Nigeria’s External reserves now $36.57 billion
Nigeria’s external reserves now stand at $36.57 billion, having increased sharply from $33.42 billion as of April 29, 2020.
This development has given the Central Bank of Nigeria the fire power to defend the Naira exchange rate as promised by Central Bank Governor Mr. Godwin Emefiele.
The rise in the nation’s reserve can be attributed to rising oil prices and facility granted to the country by International Monetary Fund to fight COVID-19.
The reserve position will further improve when other expected facilities comes in. The recent jump in crude oil prices to about $40 have helped Nigeria’s foreign reserve to rise at a steady pace.
According to the latest data obtained from the Central Bank of Nigeria (CBN) website, Nigeria’s foreign exchange reserves now stand at $36.57 billion, having increased from $33.42 billion as of April 29, 2020.

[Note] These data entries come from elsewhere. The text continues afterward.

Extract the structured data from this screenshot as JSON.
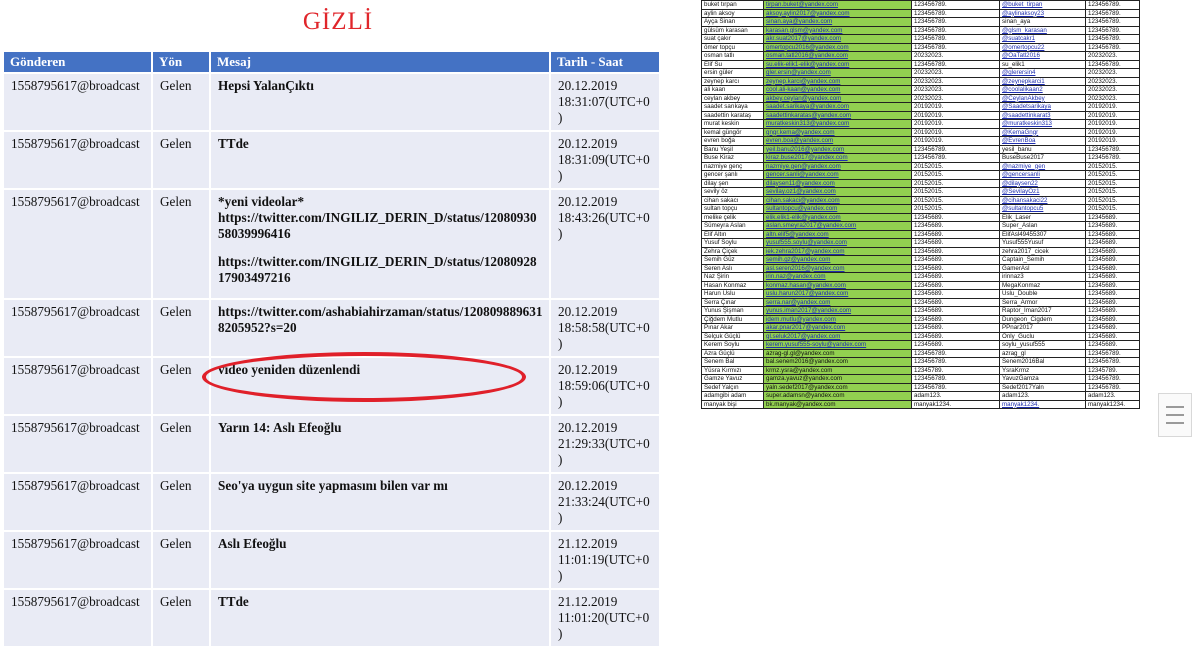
{
  "stamp": "GİZLİ",
  "messages": {
    "headers": [
      "Gönderen",
      "Yön",
      "Mesaj",
      "Tarih - Saat"
    ],
    "rows": [
      {
        "sender": "1558795617@broadcast",
        "direction": "Gelen",
        "message": [
          "Hepsi YalanÇıktı"
        ],
        "date": "20.12.2019 18:31:07(UTC+0)"
      },
      {
        "sender": "1558795617@broadcast",
        "direction": "Gelen",
        "message": [
          "TTde"
        ],
        "date": "20.12.2019 18:31:09(UTC+0)"
      },
      {
        "sender": "1558795617@broadcast",
        "direction": "Gelen",
        "message": [
          "*yeni videolar* https://twitter.com/INGILIZ_DERIN_D/status/1208093058039996416",
          "https://twitter.com/INGILIZ_DERIN_D/status/1208092817903497216"
        ],
        "date": "20.12.2019 18:43:26(UTC+0)"
      },
      {
        "sender": "1558795617@broadcast",
        "direction": "Gelen",
        "message": [
          "https://twitter.com/ashabiahirzaman/status/1208098896318205952?s=20"
        ],
        "date": "20.12.2019 18:58:58(UTC+0)"
      },
      {
        "sender": "1558795617@broadcast",
        "direction": "Gelen",
        "message": [
          "video yeniden düzenlendi"
        ],
        "date": "20.12.2019 18:59:06(UTC+0)"
      },
      {
        "sender": "1558795617@broadcast",
        "direction": "Gelen",
        "message": [
          "Yarın 14: Aslı Efeoğlu"
        ],
        "date": "20.12.2019 21:29:33(UTC+0)"
      },
      {
        "sender": "1558795617@broadcast",
        "direction": "Gelen",
        "message": [
          "Seo'ya uygun site yapmasını bilen var mı"
        ],
        "date": "20.12.2019 21:33:24(UTC+0)"
      },
      {
        "sender": "1558795617@broadcast",
        "direction": "Gelen",
        "message": [
          "Aslı Efeoğlu"
        ],
        "date": "21.12.2019 11:01:19(UTC+0)"
      },
      {
        "sender": "1558795617@broadcast",
        "direction": "Gelen",
        "message": [
          "TTde"
        ],
        "date": "21.12.2019 11:01:20(UTC+0)"
      }
    ]
  },
  "accounts": [
    {
      "name": "buket tırpan",
      "email": "tirpan.buket@yandex.com",
      "pass": "123456789.",
      "handle": "@buket_tirpan",
      "pass2": "123456789."
    },
    {
      "name": "aylin aksoy",
      "email": "aksoy.aylin2017@yandex.com",
      "pass": "123456789.",
      "handle": "@aylinaksoy23",
      "pass2": "123456789."
    },
    {
      "name": "Ayça Sinan",
      "email": "sinan.aya@yandex.com",
      "pass": "123456789.",
      "handle": "sinan_aya",
      "pass2": "123456789."
    },
    {
      "name": "gülsüm karasan",
      "email": "karasan.glsm@yandex.com",
      "pass": "123456789.",
      "handle": "@glsm_karasan",
      "pass2": "123456789."
    },
    {
      "name": "suat çakır",
      "email": "akr.suat2017@yandex.com",
      "pass": "123456789.",
      "handle": "@suatcakr1",
      "pass2": "123456789."
    },
    {
      "name": "ömer topçu",
      "email": "omertopcu2016@yandex.com",
      "pass": "123456789.",
      "handle": "@omertopcu22",
      "pass2": "123456789."
    },
    {
      "name": "osman tatlı",
      "email": "osman.tatl2016@yandex.com",
      "pass": "20232023.",
      "handle": "@OaTatl2016",
      "pass2": "20232023."
    },
    {
      "name": "Elif Su",
      "email": "su.elik-elik1-elik@yandex.com",
      "pass": "123456789.",
      "handle": "su_elik1",
      "pass2": "123456789."
    },
    {
      "name": "ersin güler",
      "email": "gler.ersin@yandex.com",
      "pass": "20232023.",
      "handle": "@glerersin4",
      "pass2": "20232023."
    },
    {
      "name": "zeynep karcı",
      "email": "zeynep.karci@yandex.com",
      "pass": "20232023.",
      "handle": "@zeynepkarci1",
      "pass2": "20232023."
    },
    {
      "name": "ali kaan",
      "email": "cool.ali-kaan@yandex.com",
      "pass": "20232023.",
      "handle": "@coolalikaan2",
      "pass2": "20232023."
    },
    {
      "name": "ceylan akbey",
      "email": "akbey.ceylan@yandex.com",
      "pass": "20232023.",
      "handle": "@CeylanAkbey",
      "pass2": "20232023."
    },
    {
      "name": "saadet sarıkaya",
      "email": "saadet.sarikaya@yandex.com",
      "pass": "20192019.",
      "handle": "@Saadetsarikaya",
      "pass2": "20192019."
    },
    {
      "name": "saadettin karataş",
      "email": "saadettinkaratas@yandex.com",
      "pass": "20192019.",
      "handle": "@saadettinkarat3",
      "pass2": "20192019."
    },
    {
      "name": "murat keskin",
      "email": "muratkeskin313@yandex.com",
      "pass": "20192019.",
      "handle": "@muratkeskin313",
      "pass2": "20192019."
    },
    {
      "name": "kemal güngör",
      "email": "gngr.kema@yandex.com",
      "pass": "20192019.",
      "handle": "@KemaGngr",
      "pass2": "20192019."
    },
    {
      "name": "evren boğa",
      "email": "evren.boa@yandex.com",
      "pass": "20192019.",
      "handle": "@EvrenBoa",
      "pass2": "20192019."
    },
    {
      "name": "Banu Yeşil",
      "email": "yeil.banu2016@yandex.com",
      "pass": "123456789.",
      "handle": "yesil_banu",
      "pass2": "123456789."
    },
    {
      "name": "Buse Kiraz",
      "email": "kiraz.buse2017@yandex.com",
      "pass": "123456789.",
      "handle": "BuseBuse2017",
      "pass2": "123456789."
    },
    {
      "name": "nazmiye genç",
      "email": "nazmiye.gen@yandex.com",
      "pass": "20152015.",
      "handle": "@nazmiye_gen",
      "pass2": "20152015."
    },
    {
      "name": "gencer şanlı",
      "email": "gencer.sanli@yandex.com",
      "pass": "20152015.",
      "handle": "@gencersanli",
      "pass2": "20152015."
    },
    {
      "name": "dilay şen",
      "email": "dilaysen11@yandex.com",
      "pass": "20152015.",
      "handle": "@dilaysen22",
      "pass2": "20152015."
    },
    {
      "name": "sevily öz",
      "email": "sevilay.oz1@yandex.com",
      "pass": "20152015.",
      "handle": "@SevilayOz1",
      "pass2": "20152015."
    },
    {
      "name": "cihan sakacı",
      "email": "cihan.sakaci@yandex.com",
      "pass": "20152015.",
      "handle": "@cihansakaci22",
      "pass2": "20152015."
    },
    {
      "name": "sultan topçu",
      "email": "sultantopcu@yandex.com",
      "pass": "20152015.",
      "handle": "@sultantopcu5",
      "pass2": "20152015."
    },
    {
      "name": "melike çelik",
      "email": "elik.elik1-elik@yandex.com",
      "pass": "12345689.",
      "handle": "Elik_Laser",
      "pass2": "12345689."
    },
    {
      "name": "Sümeyra Aslan",
      "email": "aslan.smeyra2017@yandex.com",
      "pass": "12345689.",
      "handle": "Super_Aslan",
      "pass2": "12345689."
    },
    {
      "name": "Elif Altın",
      "email": "altn.elif5@yandex.com",
      "pass": "12345689.",
      "handle": "ElifAsl49455307",
      "pass2": "12345689."
    },
    {
      "name": "Yusuf Soylu",
      "email": "yusuf555.soylu@yandex.com",
      "pass": "12345689.",
      "handle": "Yusuf555Yusuf",
      "pass2": "12345689."
    },
    {
      "name": "Zehra Çiçek",
      "email": "iek.zehra2017@yandex.com",
      "pass": "12345689.",
      "handle": "zehra2017_cicek",
      "pass2": "12345689."
    },
    {
      "name": "Semih Güz",
      "email": "semih.gz@yandex.com",
      "pass": "12345689.",
      "handle": "Captain_Semih",
      "pass2": "12345689."
    },
    {
      "name": "Seren Aslı",
      "email": "asl.seren2016@yandex.com",
      "pass": "12345689.",
      "handle": "GamerAsl",
      "pass2": "12345689."
    },
    {
      "name": "Naz Şirin",
      "email": "irin.naz@yandex.com",
      "pass": "12345689.",
      "handle": "irinnaz3",
      "pass2": "12345689."
    },
    {
      "name": "Hasan Konmaz",
      "email": "konmaz.hasan@yandex.com",
      "pass": "12345689.",
      "handle": "MegaKonmaz",
      "pass2": "12345689."
    },
    {
      "name": "Harun Uslu",
      "email": "uslu.harun2017@yandex.com",
      "pass": "12345689.",
      "handle": "Uslu_Double",
      "pass2": "12345689."
    },
    {
      "name": "Serra Çınar",
      "email": "serra.nar@yandex.com",
      "pass": "12345689.",
      "handle": "Serra_Armor",
      "pass2": "12345689."
    },
    {
      "name": "Yunus Şişman",
      "email": "yunus.iman2017@yandex.com",
      "pass": "12345689.",
      "handle": "Raptor_Iman2017",
      "pass2": "12345689."
    },
    {
      "name": "Çiğdem Mutlu",
      "email": "idem.mutlu@yandex.com",
      "pass": "12345689.",
      "handle": "Dungeon_Cigdem",
      "pass2": "12345689."
    },
    {
      "name": "Pınar Akar",
      "email": "akar.pnar2017@yandex.com",
      "pass": "12345689.",
      "handle": "PPnar2017",
      "pass2": "12345689."
    },
    {
      "name": "Selçuk Güçlü",
      "email": "gl.seluk2017@yandex.com",
      "pass": "12345689.",
      "handle": "Only_Guclu",
      "pass2": "12345689."
    },
    {
      "name": "Kerem Soylu",
      "email": "kerem.yusuf555-soylu@yandex.com",
      "pass": "12345689.",
      "handle": "soylu_yusuf555",
      "pass2": "12345689."
    },
    {
      "name": "Azra Güçlü",
      "email": "azrag-gl.gl@yandex.com",
      "pass": "123456789.",
      "handle": "azrag_gl",
      "pass2": "123456789."
    },
    {
      "name": "Senem Bal",
      "email": "bal.senem2016@yandex.com",
      "pass": "123456789.",
      "handle": "Senem2016Bal",
      "pass2": "123456789."
    },
    {
      "name": "Yüsra Kırmızı",
      "email": "krmz.ysra@yandex.com",
      "pass": "12345789.",
      "handle": "YsraKrmz",
      "pass2": "12345789."
    },
    {
      "name": "Gamze Yavuz",
      "email": "gamza.yavuz@yandex.com",
      "pass": "123456789.",
      "handle": "YavuzGamza",
      "pass2": "123456789."
    },
    {
      "name": "Sedef Yalçın",
      "email": "yaln.sedef2017@yandex.com",
      "pass": "123456789.",
      "handle": "Sedef2017Yaln",
      "pass2": "123456789."
    },
    {
      "name": "adamgibi adam",
      "email": "super.adamsn@yandex.com",
      "pass": "adam123.",
      "handle": "adam123.",
      "pass2": "adam123."
    },
    {
      "name": "manyak bişi",
      "email": "bk.manyak@yandex.com",
      "pass": "manyak1234.",
      "handle": "manyak1234.",
      "pass2": "manyak1234."
    }
  ],
  "plain_email_from": 41,
  "plain_handles": [
    2,
    7,
    17,
    18,
    25,
    26,
    27,
    28,
    29,
    30,
    31,
    32,
    33,
    34,
    35,
    36,
    37,
    38,
    39,
    40,
    41,
    42,
    43,
    44,
    45,
    46
  ],
  "highlight": {
    "color": "#e0202a",
    "row_index": 6
  },
  "colors": {
    "header_bg": "#4472c4",
    "row_bg": "#e9ebf5",
    "email_bg": "#92d050",
    "stamp": "#e0262b"
  },
  "icons": [
    "menu-lines-icon"
  ]
}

This shows a gain of $3.15 billion dollars. This feat recorded above (rising FX reserves) has given the CBN Governor, Godwin Emefiele, more ammunition to defend the naira.

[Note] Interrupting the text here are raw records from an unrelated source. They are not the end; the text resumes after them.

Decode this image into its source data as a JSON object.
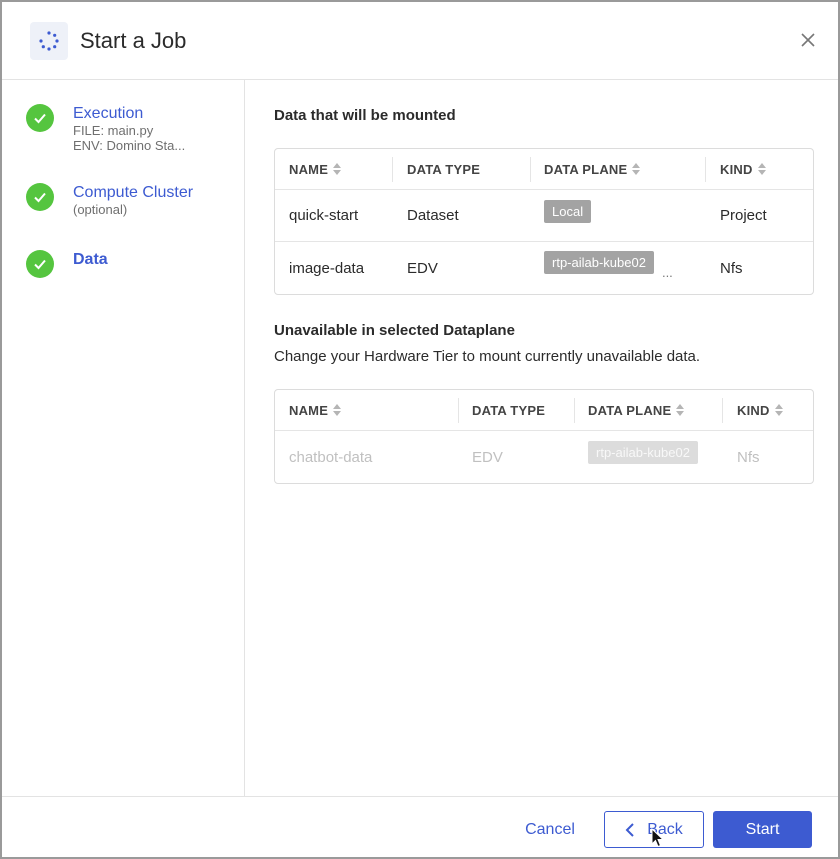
{
  "dialog": {
    "title": "Start a Job",
    "icon": "spinner-icon",
    "close_icon": "close-icon"
  },
  "steps": [
    {
      "title": "Execution",
      "lines": [
        "FILE: main.py",
        "ENV: Domino Sta..."
      ],
      "status": "complete"
    },
    {
      "title": "Compute Cluster",
      "lines": [
        "(optional)"
      ],
      "status": "complete"
    },
    {
      "title": "Data",
      "lines": [],
      "status": "complete",
      "active": true
    }
  ],
  "mounted": {
    "title": "Data that will be mounted",
    "columns": [
      "NAME",
      "DATA TYPE",
      "DATA PLANE",
      "KIND"
    ],
    "rows": [
      {
        "name": "quick-start",
        "type": "Dataset",
        "plane": "Local",
        "plane_more": "",
        "kind": "Project"
      },
      {
        "name": "image-data",
        "type": "EDV",
        "plane": "rtp-ailab-kube02",
        "plane_more": "...",
        "kind": "Nfs"
      }
    ]
  },
  "unavailable": {
    "title": "Unavailable in selected Dataplane",
    "description": "Change your Hardware Tier to mount currently unavailable data.",
    "columns": [
      "NAME",
      "DATA TYPE",
      "DATA PLANE",
      "KIND"
    ],
    "rows": [
      {
        "name": "chatbot-data",
        "type": "EDV",
        "plane": "rtp-ailab-kube02",
        "kind": "Nfs"
      }
    ]
  },
  "footer": {
    "cancel_label": "Cancel",
    "back_label": "Back",
    "start_label": "Start"
  },
  "colors": {
    "accent": "#3d5bd1",
    "success": "#55c53f",
    "tag": "#a3a3a3"
  }
}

Weeks ago, the Naira had traded as high as N475 to $1. But, it sold at N446 to $ during the week. It will be recalled that the CBN Governor had warned currency speculators and hoarders to stop manipulating Nigeria’s exchange rates.

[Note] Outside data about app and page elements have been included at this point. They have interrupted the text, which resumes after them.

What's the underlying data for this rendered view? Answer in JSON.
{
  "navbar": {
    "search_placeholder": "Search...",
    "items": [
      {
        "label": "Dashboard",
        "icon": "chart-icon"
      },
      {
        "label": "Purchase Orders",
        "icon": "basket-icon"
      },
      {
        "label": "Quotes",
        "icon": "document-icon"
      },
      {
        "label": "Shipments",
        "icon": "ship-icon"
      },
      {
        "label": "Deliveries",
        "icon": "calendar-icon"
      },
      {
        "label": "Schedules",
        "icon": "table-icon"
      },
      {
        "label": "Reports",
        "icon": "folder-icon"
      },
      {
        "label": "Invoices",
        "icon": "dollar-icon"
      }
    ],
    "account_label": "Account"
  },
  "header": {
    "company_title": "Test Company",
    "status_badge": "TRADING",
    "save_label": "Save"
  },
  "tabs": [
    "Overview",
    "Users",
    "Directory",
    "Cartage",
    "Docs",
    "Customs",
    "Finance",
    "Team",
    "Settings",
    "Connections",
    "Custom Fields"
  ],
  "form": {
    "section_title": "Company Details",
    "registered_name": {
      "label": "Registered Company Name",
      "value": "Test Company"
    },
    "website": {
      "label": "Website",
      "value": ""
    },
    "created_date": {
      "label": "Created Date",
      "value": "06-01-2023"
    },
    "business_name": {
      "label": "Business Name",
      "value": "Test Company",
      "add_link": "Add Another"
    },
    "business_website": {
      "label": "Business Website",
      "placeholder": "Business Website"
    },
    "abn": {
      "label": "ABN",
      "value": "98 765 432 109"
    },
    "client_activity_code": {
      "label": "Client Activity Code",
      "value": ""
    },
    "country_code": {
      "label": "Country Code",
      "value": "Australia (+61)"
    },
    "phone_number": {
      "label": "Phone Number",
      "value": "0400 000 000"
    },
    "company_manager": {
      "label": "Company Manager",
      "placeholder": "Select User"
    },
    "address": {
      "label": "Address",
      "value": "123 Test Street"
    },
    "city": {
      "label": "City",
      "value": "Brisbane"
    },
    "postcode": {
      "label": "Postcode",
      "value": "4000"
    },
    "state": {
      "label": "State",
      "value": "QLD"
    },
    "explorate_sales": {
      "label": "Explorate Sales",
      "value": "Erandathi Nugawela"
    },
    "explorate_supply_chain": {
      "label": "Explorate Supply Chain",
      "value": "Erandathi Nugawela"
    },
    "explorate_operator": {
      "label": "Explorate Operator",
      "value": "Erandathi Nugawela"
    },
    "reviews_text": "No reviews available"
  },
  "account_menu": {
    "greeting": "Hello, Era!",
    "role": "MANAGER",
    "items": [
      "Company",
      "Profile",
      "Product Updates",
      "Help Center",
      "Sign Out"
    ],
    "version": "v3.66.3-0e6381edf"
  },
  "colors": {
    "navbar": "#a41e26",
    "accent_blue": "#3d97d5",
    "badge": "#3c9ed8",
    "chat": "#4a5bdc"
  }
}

He also said that Nigerians should stop patronising?parallel market operators. According to him, the rates they are buying the dollar from that segment of the market are unrealistic.
The CBN recently re-started the weekly dollar sales of $100 million for small businesses and individuals who are in genuine need of foreign exchange.
The forward market 12-month naira forwards improved to N454.50 per dollar on Wednesday, from a high of N522.56 on April 20.
Also, the currency traded at N388 to the dollar in the spot market. The local currency has also appreciated from N460 to a dollar to N445 to a dollar in the parallel market in less than 2 weeks, not long after the Central Bank of Nigeria started selling dollars to small and medium enterprises and foreign students.
The planned resumption of dollar sales to Bureau De Change (BDCs) is expected to further help ease the pressure in the market.
Meanwhile, the Brent traded over $40 per barrel, and the Nigerian Bonny light crude also traded almost $38 per barrel, both selling at the highest price in almost 3 months.
The oil prices are very important for Nigeria, as about 90% of its foreign exchange earnings is from crude oil sales. The foreign exchange market had been under intense pressure due to the low oil prices and the economic crisis caused by the coronavirus outbreak globally.
Nigeria’s external reserve had been badly hit, as it lost over $11 billion within a space of 10 months, crashing from its peak of $45.17 in June 11, 2019 to $33.42 in April 29, 2020.
The oil price increase has caused a rebound in the external reserve to over $36 billion as of June 1, and reduced the pressure on the Naira with improved liquidity of the foreign exchange market.